Entries from a dataset of interfaces
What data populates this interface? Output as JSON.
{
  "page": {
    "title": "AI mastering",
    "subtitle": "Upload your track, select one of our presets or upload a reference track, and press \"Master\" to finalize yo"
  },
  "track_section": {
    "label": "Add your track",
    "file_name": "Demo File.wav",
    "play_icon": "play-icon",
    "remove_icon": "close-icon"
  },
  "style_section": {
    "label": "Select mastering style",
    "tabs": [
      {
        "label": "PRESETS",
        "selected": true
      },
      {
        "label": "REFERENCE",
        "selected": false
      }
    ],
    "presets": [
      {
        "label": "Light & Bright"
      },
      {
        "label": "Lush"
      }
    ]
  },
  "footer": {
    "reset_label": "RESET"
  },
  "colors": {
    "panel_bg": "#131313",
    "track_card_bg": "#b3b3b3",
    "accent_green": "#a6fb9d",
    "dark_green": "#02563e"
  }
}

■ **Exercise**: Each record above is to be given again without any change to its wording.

■ **Solved exercise**:
What data populates this interface? Output as JSON.
{
  "page": {
    "title": "AI mastering",
    "subtitle": "Upload your track, select one of our presets or upload a reference track, and press \"Master\" to finalize yo"
  },
  "track_section": {
    "label": "Add your track",
    "file_name": "Demo File.wav",
    "play_icon": "play-icon",
    "remove_icon": "close-icon"
  },
  "style_section": {
    "label": "Select mastering style",
    "tabs": [
      {
        "label": "PRESETS",
        "selected": true
      },
      {
        "label": "REFERENCE",
        "selected": false
      }
    ],
    "presets": [
      {
        "label": "Light & Bright"
      },
      {
        "label": "Lush"
      }
    ]
  },
  "footer": {
    "reset_label": "RESET"
  },
  "colors": {
    "panel_bg": "#131313",
    "track_card_bg": "#b3b3b3",
    "accent_green": "#a6fb9d",
    "dark_green": "#02563e"
  }
}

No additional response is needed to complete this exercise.